MBDA has successfully completed live firing of its Meteor active radar-guided beyond visual range air-to-air missile (BVRAAM), moving a step closer towards the delivery of first production units before the end of 2012, MBDA Meteor chief engineer and project head Andy Bradford has revealed.
Speaking about the programme for the first time in four years at a media briefing in the UK, Bradford said that a total of 21 trials were conducted, including three electronic protection measures (EPM) tests at Parc Aberporth in Wales, UK.
”With the successful completion of the firing campaign we have a final performance model,” Bradford said.
MBDA is expected to deliver the final performance statement to the primary customer, the UK and its European partner nations including France, Germany, Italy, Spain and Sweden, in July 2012.
Bradford said all partner nations have already signed the contract except Germany, but added: ”We expect Germany to be on contract with us by the end of the year.”
The missile features advanced technologies such as a new seeker and propulsion system, with a range in excess of 100km, and enhanced kinematic performance when compared with the existing air-air missiles of its type.
Designed to replace the AMRAAM AIM-120 series of missiles, the Meteor provides a multi-shot capability against long-range manoeuvring targets such as fast jets, small unmanned aerial vehicles and cruise missiles in a heavy electronic countermeasures environment.
The missiles are expected to be installed on the Swedish air force’s Saab Gripens in 2014 to 2015, followed by the UK Royal Air Force’s Eurofighter Typhoons in 2015 to 2016 and French Air Force and Navy’s Dassault Rafale fighters from 2018.
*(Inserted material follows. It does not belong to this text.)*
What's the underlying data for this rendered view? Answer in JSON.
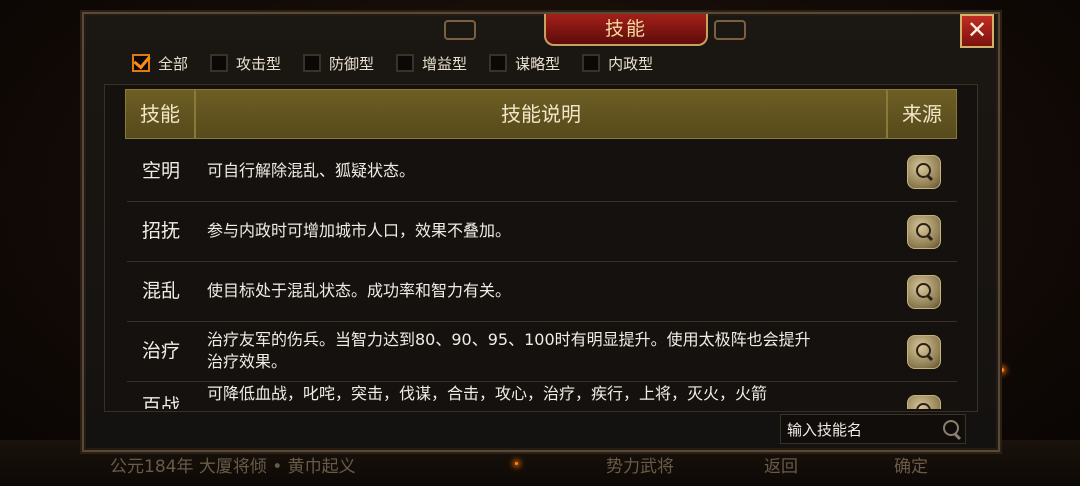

Image: The MBDA Meteor missile can provide defence against long-range manoeuvring targets. Photo: courtesy of Stahlkocher.